Schermerhorn - Chapter 1118 Leadership Models and Theories 4 Matching Hersey-Blanchard Leadership Styles to Follower Readiness –Delegating = high readiness –Participating = moderate to high readiness –Selling = low to moderate readiness –Telling = low readiness
Schermerhorn - Chapter 1119 Leadership Models and Theories 4 House’s Path-Goal Leadership Theory –directive –supportive –achievement-oriented –participative
Schermerhorn - Chapter 1120 Leadership Models and Theories 4 Substitutes for Leadership – Aspects of the work setting and the people involved that can reduce the need for a leader’s personal involvement 4 Possible leadership substitutes: –Subordinate characteristics –Task characteristics –Organizational characteristics
Schermerhorn - Chapter 1121 Leadership Models and Theories 4 Vroom-Jago leader-participation theory –Helps leaders choose the method of decision making that best fits the nature of the problem situation. –Alternative decision-making methods: Authority decision Consultative decision Group decision
Schermerhorn - Chapter 1122 Leadership Models and Theories 4 Vroom-Jago leader-participation theory –Use group-oriented and participative decision- making methods when: The leader lacks sufficient information to solve a problem by himself/herself. The problem is unclear and help is needed to clarify the situation. Acceptance of the decision by others is important. Adequate time is available for true participation.
Schermerhorn - Chapter 1123 Leadership Models and Theories 4 Vroom-Jago leader-participation theory –Use authority-oriented decision-making methods when: The leader has greater expertise to solve a problem. The leader is confident and capable of acting alone. Others are likely to accept the decision. Little or no time is available for discussion.
Schermerhorn - Chapter 1124 Directions in Leadership Development 4 What is Transformational Leadership? –Use of charisma and related qualities to raise aspirations and shift people and organizational systems into new high- performance patterns
Schermerhorn - Chapter 1125 Directions in Leadership Development 4 Transactional Leadership –Use of tasks, rewards and structures to help followers meet their needs while working to accomplish organizational objectives

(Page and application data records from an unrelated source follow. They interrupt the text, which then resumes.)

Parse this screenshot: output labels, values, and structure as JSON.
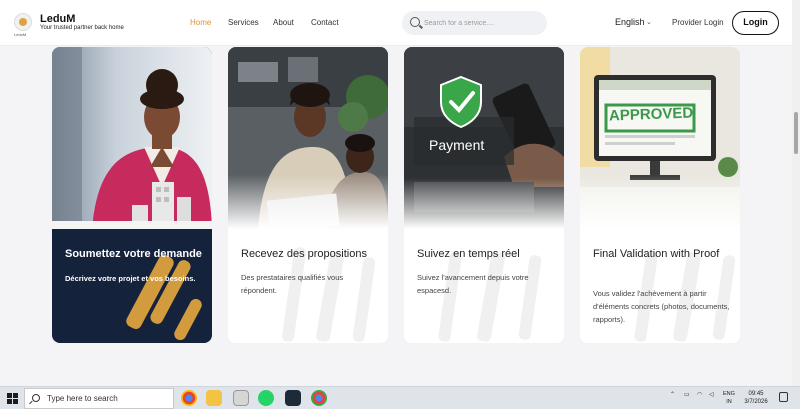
{
  "header": {
    "logo_text": "LeduM",
    "brand_name": "LeduM",
    "tagline": "Your trusted partner back home",
    "nav": [
      {
        "label": "Home",
        "active": true
      },
      {
        "label": "Services",
        "active": false
      },
      {
        "label": "About",
        "active": false
      },
      {
        "label": "Contact",
        "active": false
      }
    ],
    "search_placeholder": "Search for a service....",
    "language": "English",
    "provider_login": "Provider Login",
    "login": "Login",
    "accent_color": "#d9953b"
  },
  "cards": [
    {
      "title": "Soumettez votre demande",
      "description": "Décrivez votre projet et vos besoins.",
      "image": "woman-with-house-model",
      "style": "navy"
    },
    {
      "title": "Recevez des propositions",
      "description": "Des prestataires qualifiés vous répondent.",
      "image": "women-reviewing-documents",
      "style": "light"
    },
    {
      "title": "Suivez en temps réel",
      "description": "Suivez l'avancement depuis votre espacesd.",
      "image": "payment-shield-phone",
      "image_text": "Payment",
      "style": "light"
    },
    {
      "title": "Final Validation with Proof",
      "description": "Vous validez l'achèvement à partir d'éléments concrets (photos, documents, rapports).",
      "image": "approved-monitor",
      "image_text": "APPROVED",
      "style": "light"
    }
  ],
  "taskbar": {
    "search_placeholder": "Type here to search",
    "apps": [
      "chrome-icon",
      "file-explorer-icon",
      "files-icon",
      "whatsapp-icon",
      "terminal-icon",
      "chrome-profile-icon"
    ],
    "language": "ENG",
    "region": "IN",
    "time": "09:45",
    "date": "3/7/2026"
  }
}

Schermerhorn - Chapter 1126 Directions in Leadership Development 4 Look at the qualities of transformational leaders and decide if these qualities are distributed widely throughout the population. 4 Qualities of Transformational Leaders –vision –charisma –symbolism –empowerment –intellectual stimulation –integrity
Schermerhorn - Chapter 1127 Directions in Leadership Development 4 Emotional Intelligence (EI) –ability to understand and deal well with emotions at work –threshold capabilities are technical or knowledge-based skills –excellence in leadership depends on EI –can be learned
Schermerhorn - Chapter 1128 Trends in Leadership Development 4 Gender and Leadership –Women may be more prone to democratic and participative behaviors –Men may be more transactional
Schermerhorn - Chapter 1129 Leadership Anchors in Dynamic Times 4 “Good Old-Fashioned” Leadership –define and establish a sense of mission –accept leadership as responsibility rather than rank –earn and keep trust of others